- _TASK DETAILS_:
Pick every line out of the entries below that holds the string "Administrators", and report them.

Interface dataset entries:
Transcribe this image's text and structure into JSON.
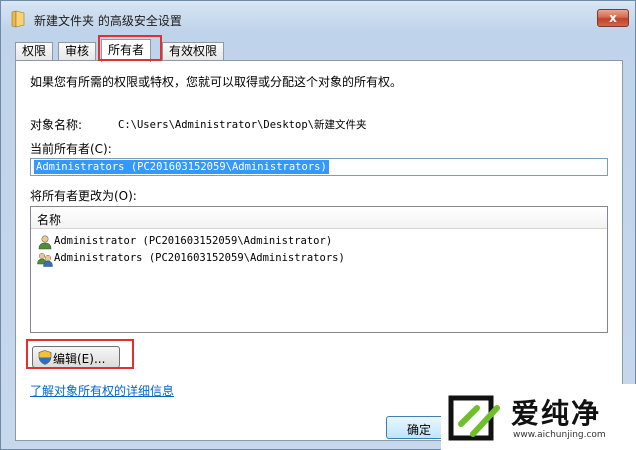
{
  "window": {
    "title": "新建文件夹 的高级安全设置",
    "close_symbol": "x"
  },
  "tabs": [
    {
      "label": "权限",
      "active": false
    },
    {
      "label": "审核",
      "active": false
    },
    {
      "label": "所有者",
      "active": true
    },
    {
      "label": "有效权限",
      "active": false
    }
  ],
  "owner_tab": {
    "intro": "如果您有所需的权限或特权，您就可以取得或分配这个对象的所有权。",
    "object_name_label": "对象名称:",
    "object_name_value": "C:\\Users\\Administrator\\Desktop\\新建文件夹",
    "current_owner_label": "当前所有者(C):",
    "current_owner_value": "Administrators (PC201603152059\\Administrators)",
    "change_owner_label": "将所有者更改为(O):",
    "list_header": "名称",
    "owners": [
      {
        "name": "Administrator (PC201603152059\\Administrator)",
        "icon": "user-icon"
      },
      {
        "name": "Administrators (PC201603152059\\Administrators)",
        "icon": "group-icon"
      }
    ],
    "edit_button": "编辑(E)...",
    "info_link": "了解对象所有权的详细信息"
  },
  "footer": {
    "ok_button": "确定"
  },
  "watermark": {
    "brand": "爱纯净",
    "url": "www.aichunjing.com"
  },
  "colors": {
    "highlight": "#e03030",
    "selection": "#3399ff",
    "link": "#0066cc"
  }
}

- _SOLUTION TO THIS EXERCISE_:
    "current_owner_value": "Administrators (PC201603152059\\Administrators)",
        "name": "Administrators (PC201603152059\\Administrators)",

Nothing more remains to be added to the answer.